    Clinical features

    The clinical picture includes:

    • disorientation in time and space;
    • impaired consciousness;
    • concentration problems;
    • memory impairment.

    These symptoms develop rapidly (hours or days), and often fluctuate during the course of the day.
    Agitation, delusions, behavioural disorders and hallucinations (often visual) may be associated symptoms.


    Delirium almost always has an organic cause:

    • Infectious: meningitis, severe malaria, encephalitis, septicaemia, syphilis, AIDS, etc.
    • Metabolic: hyper/hypoglycaemia, electrolyte imbalance, niacin (vitamin PP or B3) or thiamine (vitamin B1) deficiencies, etc.
    • Endocrine: thyroid disorders
    • Neurological: epilepsy, raised intracranial pressure, head trauma, meningeal haemorrhage, brain tumour, etc.

    Also consider the use of drugs which may cause delirium (opioid analgesics, psychotropic drugs, fluoroquinolones, etc.), use of toxic substances (alcohol/drugs), or withdrawal from these substances.


    Delirium requires hospitalisation.

    • Treat the underlying cause.
    • Provide supportive care (i.e. nutrition, fluid, electrolyte balance); ensure bladder function.
    • Ensure that the patient receives only medications appropriate to their needs.
    • Treat pain if needed (see Pain, Chapter 1);
    • Ensure adequate sensory environment: low lightening, limit noise.


    The administration of diazepam may increase delirium. If it is absolutely necessary to sedate an agitated patient, use low dose haloperidol for a short time (7 days or less):
    haloperidol PO: 0.5 to 1 mg 2 times daily
    or haloperidol IM: 0.5 to 1 mg, to be repeated if the patient is still agitated 30 to 60 minutes after the first injection.

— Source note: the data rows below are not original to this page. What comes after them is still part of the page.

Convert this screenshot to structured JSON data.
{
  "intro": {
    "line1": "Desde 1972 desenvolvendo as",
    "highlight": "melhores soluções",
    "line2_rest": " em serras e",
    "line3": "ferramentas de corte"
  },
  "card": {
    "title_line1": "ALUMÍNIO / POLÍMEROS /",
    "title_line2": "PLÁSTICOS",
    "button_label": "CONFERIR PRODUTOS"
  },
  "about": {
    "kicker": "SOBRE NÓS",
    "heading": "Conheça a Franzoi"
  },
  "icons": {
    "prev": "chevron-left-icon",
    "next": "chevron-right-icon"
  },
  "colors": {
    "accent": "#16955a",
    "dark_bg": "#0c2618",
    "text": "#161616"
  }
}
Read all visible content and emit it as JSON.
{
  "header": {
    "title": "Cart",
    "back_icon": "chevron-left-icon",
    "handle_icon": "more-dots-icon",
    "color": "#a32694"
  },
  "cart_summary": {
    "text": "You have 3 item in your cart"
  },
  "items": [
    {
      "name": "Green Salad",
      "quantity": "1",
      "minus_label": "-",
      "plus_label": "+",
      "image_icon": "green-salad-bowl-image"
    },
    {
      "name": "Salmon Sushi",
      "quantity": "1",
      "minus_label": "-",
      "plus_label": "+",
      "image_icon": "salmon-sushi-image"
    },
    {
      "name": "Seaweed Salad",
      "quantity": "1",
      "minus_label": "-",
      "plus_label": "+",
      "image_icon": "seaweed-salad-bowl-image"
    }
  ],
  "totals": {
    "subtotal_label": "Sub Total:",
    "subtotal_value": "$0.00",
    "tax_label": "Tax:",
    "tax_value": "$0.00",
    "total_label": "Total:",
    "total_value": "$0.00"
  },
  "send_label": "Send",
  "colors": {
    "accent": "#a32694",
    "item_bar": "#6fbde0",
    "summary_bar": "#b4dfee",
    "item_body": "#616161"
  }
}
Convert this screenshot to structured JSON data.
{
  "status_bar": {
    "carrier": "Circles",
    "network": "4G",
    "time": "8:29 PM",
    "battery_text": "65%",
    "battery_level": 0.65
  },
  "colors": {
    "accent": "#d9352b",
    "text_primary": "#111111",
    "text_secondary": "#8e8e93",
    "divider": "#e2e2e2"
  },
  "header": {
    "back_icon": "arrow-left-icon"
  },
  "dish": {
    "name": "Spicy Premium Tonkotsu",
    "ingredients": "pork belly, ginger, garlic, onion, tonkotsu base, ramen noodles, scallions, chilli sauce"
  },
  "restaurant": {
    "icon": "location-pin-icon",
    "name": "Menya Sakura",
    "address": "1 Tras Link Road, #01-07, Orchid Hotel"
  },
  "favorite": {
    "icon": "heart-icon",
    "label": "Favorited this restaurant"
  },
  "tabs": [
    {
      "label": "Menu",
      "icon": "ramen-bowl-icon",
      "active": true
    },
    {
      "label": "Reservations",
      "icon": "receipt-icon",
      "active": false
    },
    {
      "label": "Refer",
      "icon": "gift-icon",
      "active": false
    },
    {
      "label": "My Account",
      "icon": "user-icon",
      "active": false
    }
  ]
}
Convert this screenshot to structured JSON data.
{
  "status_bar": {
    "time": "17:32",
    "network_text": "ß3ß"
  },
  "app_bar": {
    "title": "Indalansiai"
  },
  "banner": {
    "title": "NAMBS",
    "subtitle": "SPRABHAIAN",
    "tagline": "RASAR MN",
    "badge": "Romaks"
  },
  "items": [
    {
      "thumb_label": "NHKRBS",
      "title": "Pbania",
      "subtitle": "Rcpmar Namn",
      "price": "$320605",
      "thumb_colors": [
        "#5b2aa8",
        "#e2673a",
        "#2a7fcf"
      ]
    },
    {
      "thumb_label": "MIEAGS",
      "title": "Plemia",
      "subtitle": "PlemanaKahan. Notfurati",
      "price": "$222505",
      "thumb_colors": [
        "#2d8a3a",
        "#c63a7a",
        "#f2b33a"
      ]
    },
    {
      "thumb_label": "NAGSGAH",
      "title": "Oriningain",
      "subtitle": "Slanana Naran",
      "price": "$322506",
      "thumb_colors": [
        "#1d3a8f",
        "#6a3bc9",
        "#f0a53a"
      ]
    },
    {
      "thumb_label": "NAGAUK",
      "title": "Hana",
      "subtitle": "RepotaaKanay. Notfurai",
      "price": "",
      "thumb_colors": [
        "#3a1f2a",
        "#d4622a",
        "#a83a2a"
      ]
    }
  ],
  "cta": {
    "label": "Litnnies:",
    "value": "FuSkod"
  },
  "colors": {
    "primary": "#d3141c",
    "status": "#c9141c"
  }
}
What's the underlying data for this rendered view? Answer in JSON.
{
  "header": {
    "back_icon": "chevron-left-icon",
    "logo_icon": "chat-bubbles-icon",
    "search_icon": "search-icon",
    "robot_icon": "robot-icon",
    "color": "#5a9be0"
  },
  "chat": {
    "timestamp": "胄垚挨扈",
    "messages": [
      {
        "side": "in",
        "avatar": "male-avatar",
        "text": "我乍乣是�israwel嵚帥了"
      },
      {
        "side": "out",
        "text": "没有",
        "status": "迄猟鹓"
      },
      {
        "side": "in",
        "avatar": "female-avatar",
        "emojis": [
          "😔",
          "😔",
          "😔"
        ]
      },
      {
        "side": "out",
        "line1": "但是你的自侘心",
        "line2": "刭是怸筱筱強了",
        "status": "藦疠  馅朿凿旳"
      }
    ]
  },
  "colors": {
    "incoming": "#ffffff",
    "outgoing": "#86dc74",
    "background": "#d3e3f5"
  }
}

    If necessary, administer additional doses every 4 hours, do not exceed a total dose of 5 mg daily.


    In case of delirium related to alcohol withdrawal (delirium tremens):

    • Admit the patient to an intensive care unit.
    • Administer diazepam IV: 10 to 20 mg 4 to 6 times daily, under close supervision with ventilation equipment near at hand.
      The goal is to achieve mild sedation without provoking respiratory depression. The doses and duration of the treatment are adjusted according to the clinical progress.
    • IV hydration: 2 to 4 litres 0.9% sodium chloride per 24 hours.
    • Administer thiamine IM or very slow IV (over 30 minutes): 100 mg 3 times daily for 3 to 5 days.
    • Monitor vital signs and blood glucose levels.